Costs to build renewable energy projects also are expected to fall. The predicts that construction costs for onshore wind will drop by 2% year-over-year, each year to 2030. Solar construction costs in 2044 are expected to decline to about $1,100/kW, falling from the current cost of $1,400/kW.  The report says investment in renewable energy becomes even more attractive when combined with a forecast 4.5% drop in certain battery energy storage systems, which are expected to be part of most renewable energy projects moving forward.

Capacity Build and Generation Forecast

The report forecasts that renewable energy projects will lead the buildout of power generation capacity, accounting for more than 60% of new-builds by 2044 thanks to declining costs, along with government mandates and utility and corporate clean-energy goals. There is still room for new capacity additions of natural gas-fired generation, with capacity expected to grow from 499 GW this year to 646 GW in 2044.

3. Solar power is expected to continue its upward growth trajectory over the next several years, with Hitachi ABB Power Grids forecasting about 250 GW of generation capacity installed in North America in 2044—four times the current capacity. Courtesy: Florida Power & Light

Solar power generation capacity, as mentioned earlier, is expected to grow fourfold (Figure 3), from 60 GW today to about 250 GW in 2044, with the largest gains in the U.S. Midwest and the Western Electricity Coordinating Council (WECC) regions. The WECC includes 14 states, two Canadian provinces, and northern Baja Mexico.

The decline in North American coal-fired generation capacity is stark. The report notes that as recently as 2010, “coal contributed 1,915 terawatt hours (TWh) accounting for about 44% of all generation. This year, coal is expected to contribute 646 TWh or about 17% to the power generation mix.”

And that decline will continue.
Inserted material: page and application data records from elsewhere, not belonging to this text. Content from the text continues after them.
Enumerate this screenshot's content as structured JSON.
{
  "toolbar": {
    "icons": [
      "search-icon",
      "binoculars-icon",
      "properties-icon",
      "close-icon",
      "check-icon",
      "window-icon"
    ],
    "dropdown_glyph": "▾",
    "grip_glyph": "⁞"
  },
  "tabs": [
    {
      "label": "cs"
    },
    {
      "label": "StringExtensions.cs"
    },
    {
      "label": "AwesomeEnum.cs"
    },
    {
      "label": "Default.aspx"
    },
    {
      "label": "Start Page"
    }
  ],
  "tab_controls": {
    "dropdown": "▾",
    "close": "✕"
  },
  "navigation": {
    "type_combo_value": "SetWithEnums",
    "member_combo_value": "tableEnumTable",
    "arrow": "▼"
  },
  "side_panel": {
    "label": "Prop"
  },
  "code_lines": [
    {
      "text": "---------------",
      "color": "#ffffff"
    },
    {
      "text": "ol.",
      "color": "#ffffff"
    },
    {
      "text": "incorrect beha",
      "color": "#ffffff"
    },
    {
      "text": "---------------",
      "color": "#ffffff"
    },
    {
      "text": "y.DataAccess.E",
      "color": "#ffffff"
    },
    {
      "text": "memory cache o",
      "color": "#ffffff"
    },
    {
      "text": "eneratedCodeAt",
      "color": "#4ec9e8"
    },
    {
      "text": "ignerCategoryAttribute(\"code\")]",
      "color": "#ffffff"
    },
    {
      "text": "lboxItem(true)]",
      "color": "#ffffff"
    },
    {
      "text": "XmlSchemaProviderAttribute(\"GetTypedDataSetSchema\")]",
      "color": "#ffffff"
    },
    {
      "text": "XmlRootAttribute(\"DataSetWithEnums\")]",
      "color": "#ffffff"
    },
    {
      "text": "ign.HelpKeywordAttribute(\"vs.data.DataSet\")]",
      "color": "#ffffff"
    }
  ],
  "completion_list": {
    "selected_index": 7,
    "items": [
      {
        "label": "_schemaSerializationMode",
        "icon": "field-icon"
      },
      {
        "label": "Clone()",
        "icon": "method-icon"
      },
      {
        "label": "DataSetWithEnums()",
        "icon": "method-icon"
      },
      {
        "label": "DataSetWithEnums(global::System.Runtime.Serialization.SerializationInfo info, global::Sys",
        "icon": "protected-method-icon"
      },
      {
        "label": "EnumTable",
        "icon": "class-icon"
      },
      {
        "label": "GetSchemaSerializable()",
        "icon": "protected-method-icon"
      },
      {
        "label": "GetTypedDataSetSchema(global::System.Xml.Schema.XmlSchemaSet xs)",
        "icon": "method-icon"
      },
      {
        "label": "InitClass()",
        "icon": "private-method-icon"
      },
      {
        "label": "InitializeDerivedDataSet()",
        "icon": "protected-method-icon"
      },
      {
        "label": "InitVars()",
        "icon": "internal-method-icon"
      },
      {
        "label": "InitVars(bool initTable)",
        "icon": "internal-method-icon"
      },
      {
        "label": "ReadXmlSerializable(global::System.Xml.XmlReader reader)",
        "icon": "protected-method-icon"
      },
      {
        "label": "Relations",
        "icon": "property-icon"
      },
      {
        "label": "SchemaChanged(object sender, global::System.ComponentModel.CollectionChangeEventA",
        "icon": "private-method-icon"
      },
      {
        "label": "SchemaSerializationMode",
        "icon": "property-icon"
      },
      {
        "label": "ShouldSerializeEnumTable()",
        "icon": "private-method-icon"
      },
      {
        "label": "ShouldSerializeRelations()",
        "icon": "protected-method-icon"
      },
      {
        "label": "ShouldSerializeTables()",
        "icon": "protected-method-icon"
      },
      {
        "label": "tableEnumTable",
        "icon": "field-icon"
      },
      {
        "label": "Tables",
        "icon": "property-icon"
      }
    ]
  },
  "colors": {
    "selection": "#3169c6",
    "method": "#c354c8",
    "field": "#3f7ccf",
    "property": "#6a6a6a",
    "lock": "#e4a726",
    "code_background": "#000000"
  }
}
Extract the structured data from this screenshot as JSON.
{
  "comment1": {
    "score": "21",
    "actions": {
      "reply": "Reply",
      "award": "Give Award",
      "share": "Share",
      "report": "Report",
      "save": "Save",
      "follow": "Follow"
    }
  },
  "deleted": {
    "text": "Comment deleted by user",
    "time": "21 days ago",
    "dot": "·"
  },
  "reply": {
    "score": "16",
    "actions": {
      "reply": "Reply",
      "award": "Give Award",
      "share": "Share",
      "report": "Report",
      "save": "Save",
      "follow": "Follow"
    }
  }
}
The report forecasts a drop in coal-fired generation capacity from about 218 GW today, to about 111 GW by 2044.

Kokate told POWER she is not aware of anyone who still thinks coal is a good investment, “due to environmental regulations, low natural gas prices and lack of policy support.”

Darrell Proctor is associate editor for POWER (@DarrellProctor1, @POWERmagazine).

SHARE this article